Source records
——————————

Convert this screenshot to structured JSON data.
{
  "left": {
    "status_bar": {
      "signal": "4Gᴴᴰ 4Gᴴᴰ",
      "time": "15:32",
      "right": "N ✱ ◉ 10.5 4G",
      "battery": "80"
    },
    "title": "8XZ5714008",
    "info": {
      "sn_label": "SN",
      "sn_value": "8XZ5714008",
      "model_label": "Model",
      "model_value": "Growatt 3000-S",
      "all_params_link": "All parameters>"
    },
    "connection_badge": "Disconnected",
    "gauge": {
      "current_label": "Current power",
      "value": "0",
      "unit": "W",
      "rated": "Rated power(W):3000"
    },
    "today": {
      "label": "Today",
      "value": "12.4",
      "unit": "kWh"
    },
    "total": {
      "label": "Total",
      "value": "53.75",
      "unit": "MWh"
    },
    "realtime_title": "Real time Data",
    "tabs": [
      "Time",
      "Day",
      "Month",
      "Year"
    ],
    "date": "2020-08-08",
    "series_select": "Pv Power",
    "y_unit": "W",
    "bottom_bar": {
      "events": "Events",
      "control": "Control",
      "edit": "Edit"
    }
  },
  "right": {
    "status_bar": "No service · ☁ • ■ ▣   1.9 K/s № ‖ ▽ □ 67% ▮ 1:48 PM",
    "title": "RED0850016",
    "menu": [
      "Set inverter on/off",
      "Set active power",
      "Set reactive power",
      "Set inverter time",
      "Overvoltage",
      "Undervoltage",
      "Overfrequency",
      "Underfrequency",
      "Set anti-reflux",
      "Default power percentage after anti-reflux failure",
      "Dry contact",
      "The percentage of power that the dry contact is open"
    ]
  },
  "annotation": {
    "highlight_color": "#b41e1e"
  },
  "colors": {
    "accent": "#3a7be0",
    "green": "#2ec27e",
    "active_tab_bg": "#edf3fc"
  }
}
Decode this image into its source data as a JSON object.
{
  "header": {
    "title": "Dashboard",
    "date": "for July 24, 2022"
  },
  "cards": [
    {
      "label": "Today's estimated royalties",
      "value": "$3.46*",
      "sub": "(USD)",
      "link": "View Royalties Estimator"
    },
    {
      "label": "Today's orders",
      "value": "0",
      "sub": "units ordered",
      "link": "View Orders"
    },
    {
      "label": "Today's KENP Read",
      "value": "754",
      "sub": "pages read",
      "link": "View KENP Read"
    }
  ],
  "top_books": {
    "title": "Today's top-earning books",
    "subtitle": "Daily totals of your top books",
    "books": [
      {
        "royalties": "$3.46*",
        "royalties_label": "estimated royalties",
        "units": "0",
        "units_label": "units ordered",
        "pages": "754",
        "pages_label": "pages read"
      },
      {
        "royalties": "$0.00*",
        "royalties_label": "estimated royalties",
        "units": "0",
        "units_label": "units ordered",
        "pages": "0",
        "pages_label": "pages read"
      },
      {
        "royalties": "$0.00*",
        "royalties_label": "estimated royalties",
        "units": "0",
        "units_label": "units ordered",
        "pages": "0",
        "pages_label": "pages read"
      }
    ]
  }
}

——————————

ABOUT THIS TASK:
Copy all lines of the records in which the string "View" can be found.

YOUR SOLUTION:
      "link": "View Royalties Estimator"
      "link": "View Orders"
      "link": "View KENP Read"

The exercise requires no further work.